That we don’t know where the whereabouts of the plane is not the fault of the government. But its handling of the whole situation has been calamitous. As our international affairs commentator Professor Damien Kingsbury writes today:
“In its five decades in power, assisted by rigging electoral boundaries, the Malaysian government has rarely been held to account, much less scrutiny. It is not used to addressing questions directly or, sometimes, honestly. However in recent years its grip on power has weakened.
“The MH370 crisis has shown how sclerotic the otherwise comfortable Malaysian government has become.”
In a void of real information, that’s an issue worth talking about.
It is with heavy hearts that we write to confirm that our Dog is leaving Crikey.
We will miss him dearly. Plucked from obscurity (yes, a call centre) seven years ago, pre-Twitter, if you can imagine it, First Dog on the Moon has gone from repeatedly marvelling out loud in amazement that he was “actually a full-time paid cartoonist” to an actual full-time paid cartoonist who owns at least one fancy suit, has met at least one prime minister (twice) and can now write “Walkley Award-winning” at the top of his bio. In his time with us he’s covered three election campaigns, an interregnum, Sarah Palin, that time we made him move his desk, the death of Kevin Rudd’s cat, a disproportionate amount of PMs, and everything in between.
Dog came to us as a fan of Crikey and that meant he was always more than just a cartoonist to us. He was committed to what Crikey stands for and he shared his ideas on everything, whether we wanted them or not. Crikey is all the richer for having housed, fed and watered him.

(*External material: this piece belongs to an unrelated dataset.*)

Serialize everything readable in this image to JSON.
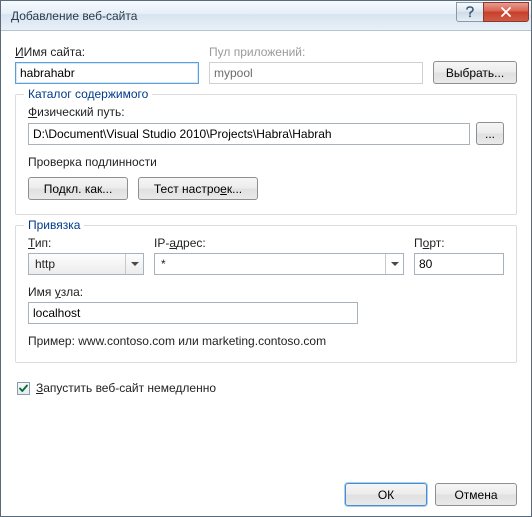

We’re very proud of his achievements. Tomorrow will be his last cartoon.